About this exercise » Go through the records and copy each line where the word "Convolutions" occurs.

-------- Dataset extract --------

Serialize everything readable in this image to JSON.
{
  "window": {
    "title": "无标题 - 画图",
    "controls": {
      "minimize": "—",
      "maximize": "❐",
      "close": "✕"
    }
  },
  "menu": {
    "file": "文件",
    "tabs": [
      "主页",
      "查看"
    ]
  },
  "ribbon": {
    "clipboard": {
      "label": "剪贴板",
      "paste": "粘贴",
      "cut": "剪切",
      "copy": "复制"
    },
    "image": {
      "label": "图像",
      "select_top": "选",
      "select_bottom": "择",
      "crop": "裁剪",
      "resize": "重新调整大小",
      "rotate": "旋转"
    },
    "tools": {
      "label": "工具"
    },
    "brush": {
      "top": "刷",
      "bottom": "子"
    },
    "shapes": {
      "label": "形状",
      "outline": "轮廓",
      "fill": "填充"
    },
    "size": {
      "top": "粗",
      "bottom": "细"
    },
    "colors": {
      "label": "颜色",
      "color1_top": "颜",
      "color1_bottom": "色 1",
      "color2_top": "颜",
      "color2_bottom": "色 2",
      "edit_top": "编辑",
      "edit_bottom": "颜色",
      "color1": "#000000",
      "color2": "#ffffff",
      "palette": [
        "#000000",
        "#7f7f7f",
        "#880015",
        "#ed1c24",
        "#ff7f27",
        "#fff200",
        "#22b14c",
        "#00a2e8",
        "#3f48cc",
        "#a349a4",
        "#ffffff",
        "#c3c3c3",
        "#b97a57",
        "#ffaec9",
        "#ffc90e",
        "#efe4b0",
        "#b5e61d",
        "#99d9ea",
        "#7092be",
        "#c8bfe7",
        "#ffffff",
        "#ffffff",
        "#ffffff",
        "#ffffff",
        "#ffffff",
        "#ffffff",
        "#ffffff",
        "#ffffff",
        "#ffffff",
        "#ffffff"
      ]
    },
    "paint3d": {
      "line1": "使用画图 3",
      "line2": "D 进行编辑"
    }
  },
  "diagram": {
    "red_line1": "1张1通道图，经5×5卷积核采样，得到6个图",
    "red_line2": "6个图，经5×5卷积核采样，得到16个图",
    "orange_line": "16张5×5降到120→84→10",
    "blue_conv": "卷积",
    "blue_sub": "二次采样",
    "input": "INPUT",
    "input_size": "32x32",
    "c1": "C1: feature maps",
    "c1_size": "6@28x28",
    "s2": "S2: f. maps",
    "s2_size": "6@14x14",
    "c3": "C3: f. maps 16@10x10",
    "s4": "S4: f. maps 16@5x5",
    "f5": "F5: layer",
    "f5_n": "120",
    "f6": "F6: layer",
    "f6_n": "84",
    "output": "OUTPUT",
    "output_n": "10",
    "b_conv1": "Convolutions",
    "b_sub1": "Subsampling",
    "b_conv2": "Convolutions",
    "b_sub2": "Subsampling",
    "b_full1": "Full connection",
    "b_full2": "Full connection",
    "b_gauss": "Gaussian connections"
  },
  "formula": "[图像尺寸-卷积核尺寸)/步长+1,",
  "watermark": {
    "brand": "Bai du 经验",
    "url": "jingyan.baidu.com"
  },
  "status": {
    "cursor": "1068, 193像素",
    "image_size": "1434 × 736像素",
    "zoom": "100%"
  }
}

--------

Output for this task »
    "b_conv1": "Convolutions",
    "b_conv2": "Convolutions",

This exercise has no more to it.